Web page and app entries –
____________________

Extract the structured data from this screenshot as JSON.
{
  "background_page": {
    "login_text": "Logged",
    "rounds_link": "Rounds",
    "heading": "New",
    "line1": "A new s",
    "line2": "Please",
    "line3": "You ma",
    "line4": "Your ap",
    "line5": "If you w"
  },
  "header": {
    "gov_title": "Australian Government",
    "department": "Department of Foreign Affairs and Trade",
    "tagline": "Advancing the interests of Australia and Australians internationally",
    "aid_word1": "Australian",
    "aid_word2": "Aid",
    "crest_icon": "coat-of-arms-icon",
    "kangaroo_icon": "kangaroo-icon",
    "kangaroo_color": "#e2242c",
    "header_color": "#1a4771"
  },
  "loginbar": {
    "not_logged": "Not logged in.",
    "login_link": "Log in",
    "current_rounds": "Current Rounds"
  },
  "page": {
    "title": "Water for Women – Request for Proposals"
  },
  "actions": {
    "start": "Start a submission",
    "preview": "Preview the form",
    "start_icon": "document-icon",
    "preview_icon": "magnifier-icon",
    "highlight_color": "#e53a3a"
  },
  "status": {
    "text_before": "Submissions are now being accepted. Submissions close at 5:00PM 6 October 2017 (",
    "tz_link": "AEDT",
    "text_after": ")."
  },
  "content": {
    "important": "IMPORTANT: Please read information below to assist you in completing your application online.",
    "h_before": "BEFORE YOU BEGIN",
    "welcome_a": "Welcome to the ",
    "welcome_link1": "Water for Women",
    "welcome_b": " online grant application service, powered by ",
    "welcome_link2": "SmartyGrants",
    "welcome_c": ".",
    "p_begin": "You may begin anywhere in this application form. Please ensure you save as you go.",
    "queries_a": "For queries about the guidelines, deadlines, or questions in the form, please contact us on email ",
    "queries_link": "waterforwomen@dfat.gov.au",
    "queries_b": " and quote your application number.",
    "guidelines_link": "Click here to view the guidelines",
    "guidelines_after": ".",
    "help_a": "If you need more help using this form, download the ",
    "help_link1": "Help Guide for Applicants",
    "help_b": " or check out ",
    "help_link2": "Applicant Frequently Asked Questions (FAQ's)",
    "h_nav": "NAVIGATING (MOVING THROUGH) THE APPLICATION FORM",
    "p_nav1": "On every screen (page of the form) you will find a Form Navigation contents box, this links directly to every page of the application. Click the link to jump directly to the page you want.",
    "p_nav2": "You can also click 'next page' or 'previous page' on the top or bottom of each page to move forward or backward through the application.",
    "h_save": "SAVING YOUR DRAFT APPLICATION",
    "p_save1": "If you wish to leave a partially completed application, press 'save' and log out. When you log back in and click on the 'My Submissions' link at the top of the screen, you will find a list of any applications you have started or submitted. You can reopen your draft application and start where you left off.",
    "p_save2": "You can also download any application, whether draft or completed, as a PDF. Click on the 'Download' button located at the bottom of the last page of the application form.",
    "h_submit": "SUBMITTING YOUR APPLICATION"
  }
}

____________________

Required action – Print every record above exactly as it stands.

Written reply –
Extract the structured data from this screenshot as JSON.
{
  "background_page": {
    "login_text": "Logged",
    "rounds_link": "Rounds",
    "heading": "New",
    "line1": "A new s",
    "line2": "Please",
    "line3": "You ma",
    "line4": "Your ap",
    "line5": "If you w"
  },
  "header": {
    "gov_title": "Australian Government",
    "department": "Department of Foreign Affairs and Trade",
    "tagline": "Advancing the interests of Australia and Australians internationally",
    "aid_word1": "Australian",
    "aid_word2": "Aid",
    "crest_icon": "coat-of-arms-icon",
    "kangaroo_icon": "kangaroo-icon",
    "kangaroo_color": "#e2242c",
    "header_color": "#1a4771"
  },
  "loginbar": {
    "not_logged": "Not logged in.",
    "login_link": "Log in",
    "current_rounds": "Current Rounds"
  },
  "page": {
    "title": "Water for Women – Request for Proposals"
  },
  "actions": {
    "start": "Start a submission",
    "preview": "Preview the form",
    "start_icon": "document-icon",
    "preview_icon": "magnifier-icon",
    "highlight_color": "#e53a3a"
  },
  "status": {
    "text_before": "Submissions are now being accepted. Submissions close at 5:00PM 6 October 2017 (",
    "tz_link": "AEDT",
    "text_after": ")."
  },
  "content": {
    "important": "IMPORTANT: Please read information below to assist you in completing your application online.",
    "h_before": "BEFORE YOU BEGIN",
    "welcome_a": "Welcome to the ",
    "welcome_link1": "Water for Women",
    "welcome_b": " online grant application service, powered by ",
    "welcome_link2": "SmartyGrants",
    "welcome_c": ".",
    "p_begin": "You may begin anywhere in this application form. Please ensure you save as you go.",
    "queries_a": "For queries about the guidelines, deadlines, or questions in the form, please contact us on email ",
    "queries_link": "waterforwomen@dfat.gov.au",
    "queries_b": " and quote your application number.",
    "guidelines_link": "Click here to view the guidelines",
    "guidelines_after": ".",
    "help_a": "If you need more help using this form, download the ",
    "help_link1": "Help Guide for Applicants",
    "help_b": " or check out ",
    "help_link2": "Applicant Frequently Asked Questions (FAQ's)",
    "h_nav": "NAVIGATING (MOVING THROUGH) THE APPLICATION FORM",
    "p_nav1": "On every screen (page of the form) you will find a Form Navigation contents box, this links directly to every page of the application. Click the link to jump directly to the page you want.",
    "p_nav2": "You can also click 'next page' or 'previous page' on the top or bottom of each page to move forward or backward through the application.",
    "h_save": "SAVING YOUR DRAFT APPLICATION",
    "p_save1": "If you wish to leave a partially completed application, press 'save' and log out. When you log back in and click on the 'My Submissions' link at the top of the screen, you will find a list of any applications you have started or submitted. You can reopen your draft application and start where you left off.",
    "p_save2": "You can also download any application, whether draft or completed, as a PDF. Click on the 'Download' button located at the bottom of the last page of the application form.",
    "h_submit": "SUBMITTING YOUR APPLICATION"
  }
}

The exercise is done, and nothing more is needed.